Halloween got a little less spooky for hemp growers after the signing of HR 8337, which extends the 2014 Farm Bill industrial hemp pilot program until September 30, 2021. Previously, the pilot program was set to expire at the end of October. Several states are still operating under the 2014 Farm Bill after opting out of the 2018 Farm Bill.
The 2014 Farm Bill allowed state departments of agriculture and universities to implement pilot programs. Under these pilot programs, individuals and entities could cultivate industrial hemp for research purposes. The 2014 Farm Bill’s hemp provisions were light on details, but many states established robust regulatory schemes for the production and processing of hemp. Though hemp cultivation was limited to research purposes, that term was not defined and many states interpreted the 2014 Farm Bill to cover a wide range of commercial activities.
The 2018 Farm Bill included a much more robust federal regulatory framework. It empowered the United States Department of Agriculture (USDA) to work with states and Indian Tribes to issue licenses to grow hemp for commercial purposes. To do that, the state or Indian Tribes submit hemp cultivation plans to the USDA, which the USDA can approve or ask the state or Tribe to revise. The 2018 Farm Bill also granted the USDA authority to issue hemp cultivation licenses to growers who want to operate in jurisdictions that do not have an approved plan (so long as the jurisdiction has not explicitly prohibited the cultivation of hemp).
But here is the rub, the 2018 Farm Bill, specifically Section 7605(b), required the repeal of the 2014 Farm Bill’s industrial pilot program one year after the USDA established regulations under the 2018 Farm Bill. That would have resulted in the 2014 Farm Bill being repealed on October 31, 2020 as the USDA issued the relevant hemp regulations, called the interim final rule, on October 30, 2019. This was problematic because some states, like North Carolina and Rhode Island, had no intention of opting-in to the 2018 Farm Bill due to concerns about how the USDA was handling delta-9 tetrahydrocannabinol testing. You can read a letter from the North Carolina Department of Agriculture to USDA Secretary Sonny Perdue here. In addition, a number of other jurisdictions have submitted plans which are either under review by the USDA or need to be revised per USDA feedback. The USDA makes the status of each jurisdiction’s plan available here.
To the USDA’s credit, the agency has been receptive to industry concerns. The USDA reopened the comment period for its interim hemp rule recently. In addition, the USDA announced in February that it would not require hemp cultivators have their products tested by Drug Enforcement Administration-certified labs in 2020 as there were not enough qualified labs in the country to meet the overwhelming demand.
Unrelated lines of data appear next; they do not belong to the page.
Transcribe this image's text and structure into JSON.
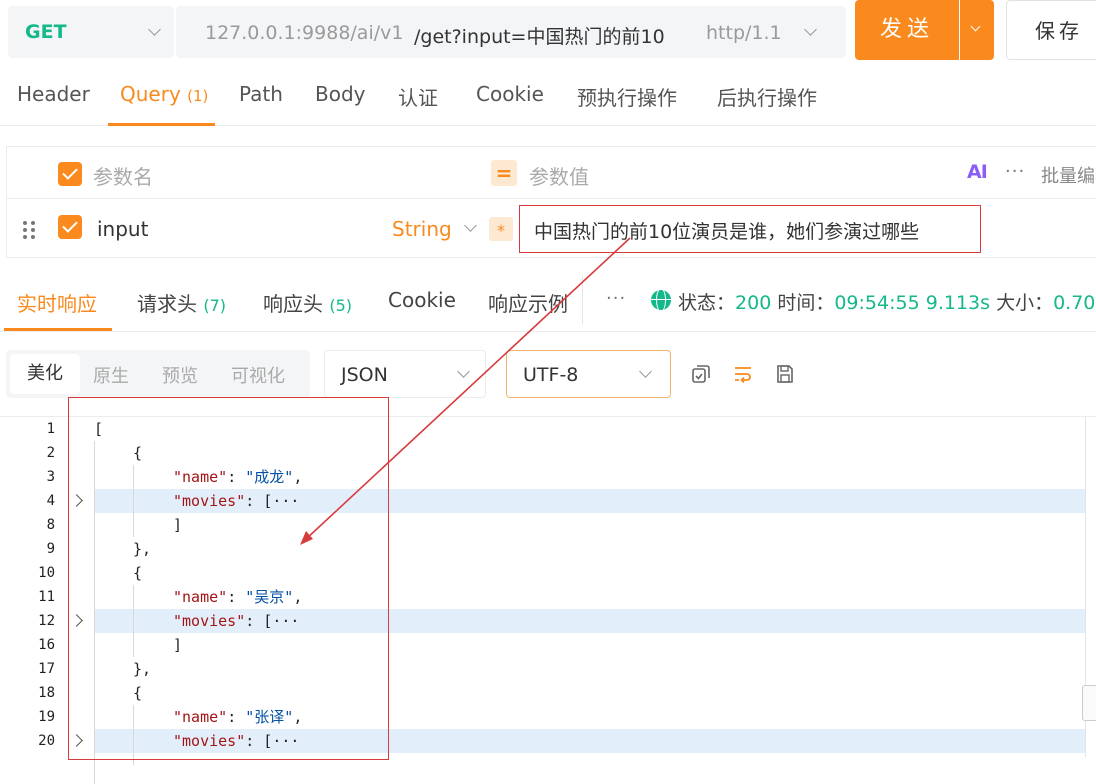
{
  "request": {
    "method": "GET",
    "url_host": "127.0.0.1:9988/ai/v1",
    "url_path": "/get?input=中国热门的前10",
    "protocol": "http/1.1",
    "send_label": "发送",
    "save_label": "保存"
  },
  "request_tabs": [
    {
      "label": "Header"
    },
    {
      "label": "Query",
      "count": "(1)"
    },
    {
      "label": "Path"
    },
    {
      "label": "Body"
    },
    {
      "label": "认证"
    },
    {
      "label": "Cookie"
    },
    {
      "label": "预执行操作"
    },
    {
      "label": "后执行操作"
    }
  ],
  "params": {
    "name_placeholder": "参数名",
    "value_placeholder": "参数值",
    "ai_label": "AI",
    "more": "···",
    "batch_edit": "批量编辑",
    "row": {
      "name": "input",
      "type": "String",
      "required_mark": "*",
      "value": "中国热门的前10位演员是谁，她们参演过哪些"
    }
  },
  "response_tabs": [
    {
      "label": "实时响应"
    },
    {
      "label": "请求头",
      "count": "(7)"
    },
    {
      "label": "响应头",
      "count": "(5)"
    },
    {
      "label": "Cookie"
    },
    {
      "label": "响应示例"
    }
  ],
  "response_more": "···",
  "status": {
    "status_label": "状态：",
    "status_value": "200",
    "time_label": "时间：",
    "time_value": "09:54:55",
    "duration": "9.113s",
    "size_label": "大小：",
    "size_value": "0.70"
  },
  "format_tabs": [
    "美化",
    "原生",
    "预览",
    "可视化"
  ],
  "content_type": "JSON",
  "encoding": "UTF-8",
  "icons": {
    "copy": "copy-icon",
    "wrap": "wrap-icon",
    "save": "save-icon",
    "globe": "globe-icon"
  },
  "colors": {
    "accent": "#fa8a1e",
    "success": "#15b88a",
    "annotation": "#d83b3b",
    "highlight": "#e3eefb"
  },
  "code_lines": [
    {
      "n": "1",
      "parts": [
        {
          "t": "["
        }
      ]
    },
    {
      "n": "2",
      "parts": [
        {
          "t": "{"
        }
      ]
    },
    {
      "n": "3",
      "parts": [
        {
          "t": "\"name\"",
          "c": "k"
        },
        {
          "t": ": "
        },
        {
          "t": "\"成龙\"",
          "c": "s"
        },
        {
          "t": ","
        }
      ]
    },
    {
      "n": "4",
      "parts": [
        {
          "t": "\"movies\"",
          "c": "k"
        },
        {
          "t": ": [···"
        }
      ]
    },
    {
      "n": "8",
      "parts": [
        {
          "t": "]"
        }
      ]
    },
    {
      "n": "9",
      "parts": [
        {
          "t": "},"
        }
      ]
    },
    {
      "n": "10",
      "parts": [
        {
          "t": "{"
        }
      ]
    },
    {
      "n": "11",
      "parts": [
        {
          "t": "\"name\"",
          "c": "k"
        },
        {
          "t": ": "
        },
        {
          "t": "\"吴京\"",
          "c": "s"
        },
        {
          "t": ","
        }
      ]
    },
    {
      "n": "12",
      "parts": [
        {
          "t": "\"movies\"",
          "c": "k"
        },
        {
          "t": ": [···"
        }
      ]
    },
    {
      "n": "16",
      "parts": [
        {
          "t": "]"
        }
      ]
    },
    {
      "n": "17",
      "parts": [
        {
          "t": "},"
        }
      ]
    },
    {
      "n": "18",
      "parts": [
        {
          "t": "{"
        }
      ]
    },
    {
      "n": "19",
      "parts": [
        {
          "t": "\"name\"",
          "c": "k"
        },
        {
          "t": ": "
        },
        {
          "t": "\"张译\"",
          "c": "s"
        },
        {
          "t": ","
        }
      ]
    },
    {
      "n": "20",
      "parts": [
        {
          "t": "\"movies\"",
          "c": "k"
        },
        {
          "t": ": [···"
        }
      ]
    }
  ]
}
You can read more about that decision in this Hemp Industry Daily article that broke the story back in February.
Finally, let’s dig into to how exactly HR 8337 works. Here is the relevant language from Section 122 of HR 8337:
Section 7605(b) of the Agriculture Improvement Act of 2018 (7 U.S.C. 5940 note; Public Law 115–334) is amended by striking “the date that is 1 year after the date on which the Secretary establishes a plan under section 297C of the Agricultural Marketing Act of 1946” and inserting “September 30, 2021” .
HR 8337 is called a “Continuing Resolution” or “CR.” Congress uses CR to temporarily fund the government for a limited amount of time. It essentially allows lawmakers to avoid a government shutdown when they cannot reach an agreement on appropriation bills that are necessary to fund the federal government for a full calendar year.
You may be thinking, “why does it make sense to include a provision extending the 2014 Farm Bill in CR?” The answer is that it doesn’t make sense, but given the deep political divide in Washington DC, it was unlikely that federal lawmakers were going to pass meaningful legislation with regards to the tension between the 2014 and 2018 Farm Bill any time soon so we will have to live with this tension anyway.
We will continue to monitor developments in hemp and report back.
By Daniel Short for Green Light Law
You can contact Daniel Shortt at firstname.lastname@example.org.